- The Washington Times - Monday, May 22, 2000

The People Garden will sell wholesome food. It will not grow produce, as its name implies, but when the Northwest, Washington, D.C., store opens early next month, the owners hope to sow plenty of good will.

The vegetarian and organic produce outlet, an arm of the nonprofit Mount Pleasant Community Development Center on the site, is as much an ideal as it is a market. Its very existence is meant to inspire consumers to adopt healthy eating habits and living patterns.

As such, the People Garden is just the latest of a number of enterprising endeavors in a very "happening" neighborhood north of Adams Morgan and bounded by Rock Creek Park, the National Zoo and 16th Street, where the population is about equally black, Latino and white.

Many residents think of the area as a small town, with Mount Pleasant its Main Street.

The owners and partners are Jeff Brechbuhl, Greg Nicklas and Mr. Nicklas' wife, Joni Herman. The two men, both vegetarians, met four years ago at a community meeting. Both had dreamed of one day opening a store or restaurant that met their needs and reflected their philosophy that "food connects people and creates community." Mr. Brechbuhl also runs the community development center.

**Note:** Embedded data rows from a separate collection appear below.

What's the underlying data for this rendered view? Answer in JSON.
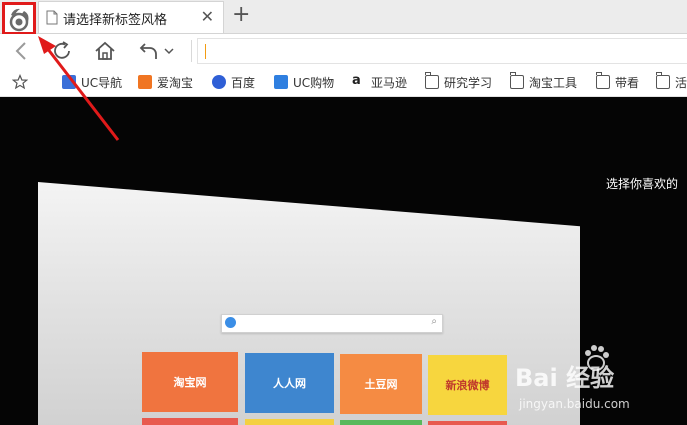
{
  "browser": {
    "tab": {
      "title": "请选择新标签风格",
      "close_glyph": "✕"
    },
    "new_tab_glyph": "+",
    "logo_icon": "uc-squirrel-logo-icon",
    "nav_icons": [
      "back-arrow-icon",
      "refresh-icon",
      "home-icon",
      "undo-icon",
      "chevron-down-icon",
      "star-icon"
    ],
    "address_bar": {
      "value": ""
    }
  },
  "bookmarks": [
    {
      "label": "UC导航",
      "icon": "uc-nav-icon",
      "color": "#3a6fd8"
    },
    {
      "label": "爱淘宝",
      "icon": "taobao-icon",
      "color": "#f07522"
    },
    {
      "label": "百度",
      "icon": "baidu-paw-icon",
      "color": "#2f5fd6"
    },
    {
      "label": "UC购物",
      "icon": "uc-shop-icon",
      "color": "#2f7fe0"
    },
    {
      "label": "亚马逊",
      "icon": "amazon-icon",
      "color": "#222222"
    },
    {
      "label": "研究学习",
      "icon": "folder-icon",
      "color": "#555555"
    },
    {
      "label": "淘宝工具",
      "icon": "folder-icon",
      "color": "#555555"
    },
    {
      "label": "带看",
      "icon": "folder-icon",
      "color": "#555555"
    },
    {
      "label": "活",
      "icon": "folder-icon",
      "color": "#555555"
    }
  ],
  "content": {
    "caption": "选择你喜欢的",
    "preview_tiles": [
      {
        "label": "淘宝网",
        "color": "#f0743f"
      },
      {
        "label": "人人网",
        "color": "#3e86cf"
      },
      {
        "label": "土豆网",
        "color": "#f58b43"
      },
      {
        "label": "新浪微博",
        "color": "#f7d63e"
      }
    ],
    "tile_row2_colors": [
      "#e85a4f",
      "#f4d042",
      "#58b95c",
      "#e85a4f"
    ]
  },
  "watermark": {
    "brand": "Bai 经验",
    "url": "jingyan.baidu.com"
  },
  "annotation": {
    "color": "#e01a1a",
    "note_icon": "red-arrow-annotation"
  }
}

"You have to really care about what you put into your body," Mr. Brechbuhl says.

The People Garden will begin life as a deli and takeout market. The owners plan eventually to expand into a restaurant with catering and a sidewalk cafe.

Mr. Brechbuhl, who has a master's degree in applied anthropology, most recently ran a weekly delivery service that brought organic produce, freshly squeezed juices and fresh baked breads to customers' homes.

Mr. Nicklas, a former member of Advisory Neighborhood Commission 1E, is a real estate developer. Ms. Herman is a former Peace Corps worker whose employer, Training Resources Group, helps humanitarian organizations that work overseas.

"This ZIP code," Mr. Nicklas says of 20010, "has the highest percentage of returned Peace Corps workers in the city. It's always been a mixing place."

To some extent, the store represents Peace Corps ideals that have come home to roost.

The store's 12 full-time employees, called "employee team associates," are black, Latino, Hispanic and Asian a mirror image of the area's cultural diversity. They have been receiving training in "team building" and, in addition to benefits, are being paid a third more than the average wage for service workers.

Two of the 12 formerly were custodial employees at the gym Mr. Brechbuhl frequents.

The partners' dreams don't come cheap. The project has cost more than $1 million to get off the ground. Much of the money was spent on renovating a handsome but rundown building that once housed a combination used-clothing and vitamin store.

A longtime tenant, Xariel Travel, will stay on the premises at much less than the going rate for street-front commercial property, the partners say.

Until doors are opened officially the owners must meet a $12,000 weekly payroll for ongoing construction work alone.

To make the dream happen, Mr. Nicklas and Ms. Herman took out a second mortgage on their Lamont Street NW home. Nevertheless, they weren't about to stint on a planned two-day party to celebrate their debut, even if shelves and self-service containers had not yet been stocked.

About 400 friends and neighbors crowded into the store the nights of May 10 and 11 to taste-test the planned deli menu and take a look around while a three-piece band played in the hall. Mr. Nicklas, a Mount Pleasant resident for 17 years, said he knew at least 80 percent of the guests.

Alberto Velandia, an artist and full-time store employee, arranged the display of food for a buffet that included stuffed grape leaves, falafel, orzo primavera, lentil salad and pesto potato salad.

Local artist Rita Elsner, who had done a mural for Georgetown's Fresh Fields store, created a colorful wall painting that mixed fruit and vegetable characters amid harvest scenes.

On May 9, the front door had yet to be installed and workmen still had not finished laying the dark marble slabs that cover the steps. Tin flower holders sat empty. Local caterer Prisca Weems "a Mount Pleasant resident for 30 years," she said proudly offered to cook orzo for 200 in her home kitchen nearby. Mr. Brechbuhl said he would make the lentils.

Employees circulated through the crowd both nights with samples of the fresh fruit drinks featured on the menu. Ten percent of future sales of a line of blended fruit and vegetable drinks called "Social Smoothies" will benefit local organizations and projects just one of eight philanthropic efforts listed on the People Garden's mission sheet.

WHAT: The People Garden

WHERE: 3155 Mount Pleasant St. NW

WHEN: 8 a.m. to 2 p.m. and 4 to 9:30 p.m. Mondays through Fridays, 8 a.m. to 8 p.m. Saturdays, 9 a.m. to 3:30 p.m. Sundays, beginning the first week of June.

PHONE: 202/232-4753

Sign up for Daily Newsletters

Copyright © 2019 The Washington Times, LLC. Click here for reprint permission.

The Washington Times Comment Policy

The Washington Times welcomes your comments on Spot.im, our third-party provider. Please read our Comment Policy before commenting.


Click to Read More and View Comments

Click to Hide